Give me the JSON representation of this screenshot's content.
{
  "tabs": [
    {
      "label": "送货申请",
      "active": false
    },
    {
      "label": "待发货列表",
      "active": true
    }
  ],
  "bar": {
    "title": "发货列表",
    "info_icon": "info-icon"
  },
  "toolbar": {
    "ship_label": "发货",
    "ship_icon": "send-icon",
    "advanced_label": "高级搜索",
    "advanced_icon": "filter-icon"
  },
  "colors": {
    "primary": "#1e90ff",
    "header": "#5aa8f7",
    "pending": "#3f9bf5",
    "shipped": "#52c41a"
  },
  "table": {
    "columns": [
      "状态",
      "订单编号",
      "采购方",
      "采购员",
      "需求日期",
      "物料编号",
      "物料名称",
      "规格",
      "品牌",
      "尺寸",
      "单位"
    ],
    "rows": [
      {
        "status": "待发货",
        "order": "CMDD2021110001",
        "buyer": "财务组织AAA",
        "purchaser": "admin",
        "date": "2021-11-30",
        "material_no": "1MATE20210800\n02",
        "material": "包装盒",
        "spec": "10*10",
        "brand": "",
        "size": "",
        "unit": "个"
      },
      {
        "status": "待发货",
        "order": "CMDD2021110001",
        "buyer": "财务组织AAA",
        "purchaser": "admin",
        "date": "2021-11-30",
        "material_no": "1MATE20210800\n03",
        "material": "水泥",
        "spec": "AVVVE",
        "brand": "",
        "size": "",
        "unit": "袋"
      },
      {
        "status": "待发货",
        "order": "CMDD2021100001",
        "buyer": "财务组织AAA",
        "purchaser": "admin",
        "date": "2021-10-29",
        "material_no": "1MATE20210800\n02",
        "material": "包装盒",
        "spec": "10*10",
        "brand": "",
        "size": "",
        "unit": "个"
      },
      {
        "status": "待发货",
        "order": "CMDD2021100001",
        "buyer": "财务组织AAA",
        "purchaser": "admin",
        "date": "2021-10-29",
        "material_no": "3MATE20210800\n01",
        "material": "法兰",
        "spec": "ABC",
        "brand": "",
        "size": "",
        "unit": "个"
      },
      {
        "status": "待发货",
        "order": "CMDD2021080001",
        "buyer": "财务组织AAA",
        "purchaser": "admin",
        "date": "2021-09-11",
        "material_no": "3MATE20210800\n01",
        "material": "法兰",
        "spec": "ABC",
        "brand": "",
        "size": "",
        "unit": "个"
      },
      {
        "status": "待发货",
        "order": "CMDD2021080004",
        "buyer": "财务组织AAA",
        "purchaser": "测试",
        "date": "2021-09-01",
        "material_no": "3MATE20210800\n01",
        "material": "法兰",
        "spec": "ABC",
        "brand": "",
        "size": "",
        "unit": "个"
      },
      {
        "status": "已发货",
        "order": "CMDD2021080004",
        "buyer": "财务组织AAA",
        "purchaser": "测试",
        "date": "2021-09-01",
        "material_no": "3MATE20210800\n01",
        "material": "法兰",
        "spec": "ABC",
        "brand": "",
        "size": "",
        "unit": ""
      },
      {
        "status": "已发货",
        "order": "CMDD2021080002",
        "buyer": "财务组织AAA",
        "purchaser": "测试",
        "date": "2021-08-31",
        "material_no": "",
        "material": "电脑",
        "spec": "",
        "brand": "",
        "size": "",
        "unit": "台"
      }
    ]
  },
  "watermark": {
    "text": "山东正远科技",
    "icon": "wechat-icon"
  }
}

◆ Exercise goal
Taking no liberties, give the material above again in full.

◆ Task response
Give me the JSON representation of this screenshot's content.
{
  "tabs": [
    {
      "label": "送货申请",
      "active": false
    },
    {
      "label": "待发货列表",
      "active": true
    }
  ],
  "bar": {
    "title": "发货列表",
    "info_icon": "info-icon"
  },
  "toolbar": {
    "ship_label": "发货",
    "ship_icon": "send-icon",
    "advanced_label": "高级搜索",
    "advanced_icon": "filter-icon"
  },
  "colors": {
    "primary": "#1e90ff",
    "header": "#5aa8f7",
    "pending": "#3f9bf5",
    "shipped": "#52c41a"
  },
  "table": {
    "columns": [
      "状态",
      "订单编号",
      "采购方",
      "采购员",
      "需求日期",
      "物料编号",
      "物料名称",
      "规格",
      "品牌",
      "尺寸",
      "单位"
    ],
    "rows": [
      {
        "status": "待发货",
        "order": "CMDD2021110001",
        "buyer": "财务组织AAA",
        "purchaser": "admin",
        "date": "2021-11-30",
        "material_no": "1MATE20210800\n02",
        "material": "包装盒",
        "spec": "10*10",
        "brand": "",
        "size": "",
        "unit": "个"
      },
      {
        "status": "待发货",
        "order": "CMDD2021110001",
        "buyer": "财务组织AAA",
        "purchaser": "admin",
        "date": "2021-11-30",
        "material_no": "1MATE20210800\n03",
        "material": "水泥",
        "spec": "AVVVE",
        "brand": "",
        "size": "",
        "unit": "袋"
      },
      {
        "status": "待发货",
        "order": "CMDD2021100001",
        "buyer": "财务组织AAA",
        "purchaser": "admin",
        "date": "2021-10-29",
        "material_no": "1MATE20210800\n02",
        "material": "包装盒",
        "spec": "10*10",
        "brand": "",
        "size": "",
        "unit": "个"
      },
      {
        "status": "待发货",
        "order": "CMDD2021100001",
        "buyer": "财务组织AAA",
        "purchaser": "admin",
        "date": "2021-10-29",
        "material_no": "3MATE20210800\n01",
        "material": "法兰",
        "spec": "ABC",
        "brand": "",
        "size": "",
        "unit": "个"
      },
      {
        "status": "待发货",
        "order": "CMDD2021080001",
        "buyer": "财务组织AAA",
        "purchaser": "admin",
        "date": "2021-09-11",
        "material_no": "3MATE20210800\n01",
        "material": "法兰",
        "spec": "ABC",
        "brand": "",
        "size": "",
        "unit": "个"
      },
      {
        "status": "待发货",
        "order": "CMDD2021080004",
        "buyer": "财务组织AAA",
        "purchaser": "测试",
        "date": "2021-09-01",
        "material_no": "3MATE20210800\n01",
        "material": "法兰",
        "spec": "ABC",
        "brand": "",
        "size": "",
        "unit": "个"
      },
      {
        "status": "已发货",
        "order": "CMDD2021080004",
        "buyer": "财务组织AAA",
        "purchaser": "测试",
        "date": "2021-09-01",
        "material_no": "3MATE20210800\n01",
        "material": "法兰",
        "spec": "ABC",
        "brand": "",
        "size": "",
        "unit": ""
      },
      {
        "status": "已发货",
        "order": "CMDD2021080002",
        "buyer": "财务组织AAA",
        "purchaser": "测试",
        "date": "2021-08-31",
        "material_no": "",
        "material": "电脑",
        "spec": "",
        "brand": "",
        "size": "",
        "unit": "台"
      }
    ]
  },
  "watermark": {
    "text": "山东正远科技",
    "icon": "wechat-icon"
  }
}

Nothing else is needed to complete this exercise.